ied in 604, we have an approximate date for it, since Augustine only arrived in England in 597. Whether this church was so built by Ethelbert or not, it seems clear there was some church in a state of partial decay standing in 673, because it is recorded that at first Etheldreda designed to restore it and to make it the centre of her religious work; but the present site was judged to be more suitable, and there she began to build. The few remaining inhabitants of Cratendune soon abandoned their dwellings, and came to live near the rising buildings of the monastery.

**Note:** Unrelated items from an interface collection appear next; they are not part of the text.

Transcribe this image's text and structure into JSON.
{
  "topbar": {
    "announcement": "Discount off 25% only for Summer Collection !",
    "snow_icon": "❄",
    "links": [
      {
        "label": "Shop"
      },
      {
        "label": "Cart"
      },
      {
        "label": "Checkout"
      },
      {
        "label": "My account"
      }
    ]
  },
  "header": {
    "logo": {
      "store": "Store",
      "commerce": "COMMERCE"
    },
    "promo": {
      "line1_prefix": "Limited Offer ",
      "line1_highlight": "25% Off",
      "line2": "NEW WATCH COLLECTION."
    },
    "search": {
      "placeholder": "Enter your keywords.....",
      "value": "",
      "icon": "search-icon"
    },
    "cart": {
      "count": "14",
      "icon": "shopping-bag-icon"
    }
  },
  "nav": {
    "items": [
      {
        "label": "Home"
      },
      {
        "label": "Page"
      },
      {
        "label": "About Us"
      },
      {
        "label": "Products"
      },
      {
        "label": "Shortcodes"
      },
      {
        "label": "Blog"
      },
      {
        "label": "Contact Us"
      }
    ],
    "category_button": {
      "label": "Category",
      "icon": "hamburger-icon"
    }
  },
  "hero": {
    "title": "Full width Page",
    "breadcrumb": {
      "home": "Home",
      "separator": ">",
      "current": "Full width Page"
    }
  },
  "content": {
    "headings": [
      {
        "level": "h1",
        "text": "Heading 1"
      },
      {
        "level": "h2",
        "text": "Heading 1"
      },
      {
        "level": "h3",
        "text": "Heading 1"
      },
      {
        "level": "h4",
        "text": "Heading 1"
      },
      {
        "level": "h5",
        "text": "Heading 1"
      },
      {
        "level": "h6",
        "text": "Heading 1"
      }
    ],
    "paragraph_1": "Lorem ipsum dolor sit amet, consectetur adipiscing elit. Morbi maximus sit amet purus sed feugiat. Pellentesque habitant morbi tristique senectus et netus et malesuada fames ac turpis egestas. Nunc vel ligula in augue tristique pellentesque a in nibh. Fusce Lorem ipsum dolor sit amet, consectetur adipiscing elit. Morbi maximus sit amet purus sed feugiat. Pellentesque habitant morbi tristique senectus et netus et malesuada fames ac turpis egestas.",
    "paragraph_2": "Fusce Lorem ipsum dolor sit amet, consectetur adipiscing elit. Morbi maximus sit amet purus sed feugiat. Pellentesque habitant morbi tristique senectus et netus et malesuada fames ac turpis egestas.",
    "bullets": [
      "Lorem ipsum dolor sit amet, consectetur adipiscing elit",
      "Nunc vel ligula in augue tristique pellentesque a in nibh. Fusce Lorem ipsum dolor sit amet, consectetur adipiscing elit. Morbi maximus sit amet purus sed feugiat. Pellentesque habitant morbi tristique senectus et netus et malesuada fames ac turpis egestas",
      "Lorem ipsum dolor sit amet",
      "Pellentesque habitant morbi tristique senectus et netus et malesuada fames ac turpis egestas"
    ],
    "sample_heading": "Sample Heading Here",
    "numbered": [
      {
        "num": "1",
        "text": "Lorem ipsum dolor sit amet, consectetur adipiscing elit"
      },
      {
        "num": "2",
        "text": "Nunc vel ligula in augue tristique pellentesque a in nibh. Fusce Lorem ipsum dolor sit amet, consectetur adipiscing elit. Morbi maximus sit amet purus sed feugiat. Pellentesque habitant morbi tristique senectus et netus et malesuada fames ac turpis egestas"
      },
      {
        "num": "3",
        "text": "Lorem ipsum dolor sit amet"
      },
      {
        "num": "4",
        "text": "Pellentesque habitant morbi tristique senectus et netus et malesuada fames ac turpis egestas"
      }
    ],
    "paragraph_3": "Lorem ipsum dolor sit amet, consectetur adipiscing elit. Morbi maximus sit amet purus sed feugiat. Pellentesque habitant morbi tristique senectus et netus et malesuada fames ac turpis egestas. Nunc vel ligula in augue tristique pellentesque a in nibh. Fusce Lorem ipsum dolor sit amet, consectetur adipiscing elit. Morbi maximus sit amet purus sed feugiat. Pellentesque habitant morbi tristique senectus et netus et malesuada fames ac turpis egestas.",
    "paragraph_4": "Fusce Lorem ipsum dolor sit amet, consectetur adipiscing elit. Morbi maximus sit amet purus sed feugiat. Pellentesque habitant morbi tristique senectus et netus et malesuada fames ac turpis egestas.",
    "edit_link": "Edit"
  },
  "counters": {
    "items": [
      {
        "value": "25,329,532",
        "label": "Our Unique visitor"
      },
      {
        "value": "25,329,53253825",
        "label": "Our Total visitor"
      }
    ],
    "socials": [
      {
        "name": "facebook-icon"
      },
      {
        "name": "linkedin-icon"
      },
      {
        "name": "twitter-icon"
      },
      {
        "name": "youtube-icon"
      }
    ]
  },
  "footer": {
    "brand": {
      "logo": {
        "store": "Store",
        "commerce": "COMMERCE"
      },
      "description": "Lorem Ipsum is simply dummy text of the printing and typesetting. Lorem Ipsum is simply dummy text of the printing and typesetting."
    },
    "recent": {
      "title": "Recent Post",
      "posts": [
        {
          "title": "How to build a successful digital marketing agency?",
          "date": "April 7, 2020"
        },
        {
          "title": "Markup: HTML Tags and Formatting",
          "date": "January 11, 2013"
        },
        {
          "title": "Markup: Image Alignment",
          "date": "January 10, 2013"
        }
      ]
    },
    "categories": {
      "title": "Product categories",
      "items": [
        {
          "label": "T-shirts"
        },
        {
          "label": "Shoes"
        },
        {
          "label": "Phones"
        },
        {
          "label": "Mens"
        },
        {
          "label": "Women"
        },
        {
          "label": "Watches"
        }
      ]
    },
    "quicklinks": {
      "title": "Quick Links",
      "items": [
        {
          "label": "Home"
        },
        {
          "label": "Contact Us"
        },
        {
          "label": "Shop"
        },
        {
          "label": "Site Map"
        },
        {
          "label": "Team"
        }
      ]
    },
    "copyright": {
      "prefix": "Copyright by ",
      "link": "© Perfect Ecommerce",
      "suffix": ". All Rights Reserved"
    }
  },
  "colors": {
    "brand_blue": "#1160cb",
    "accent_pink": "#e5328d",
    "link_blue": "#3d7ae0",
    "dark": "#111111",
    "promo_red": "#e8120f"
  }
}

Upon the death of King Anna, who fell in battle against Penda, King of the Mercians, he was succeeded in turn by his brothers Adelbert and Ethelwold, and the kingdom then went to Adulphus, Anna's son and Etheldreda's brother. He greatly assisted his sister in raising the buildings of her monastery, contributing considerably to the cost; but the plans and arrangements are thought to have been designed by Wilfrid, who is known to have spent mu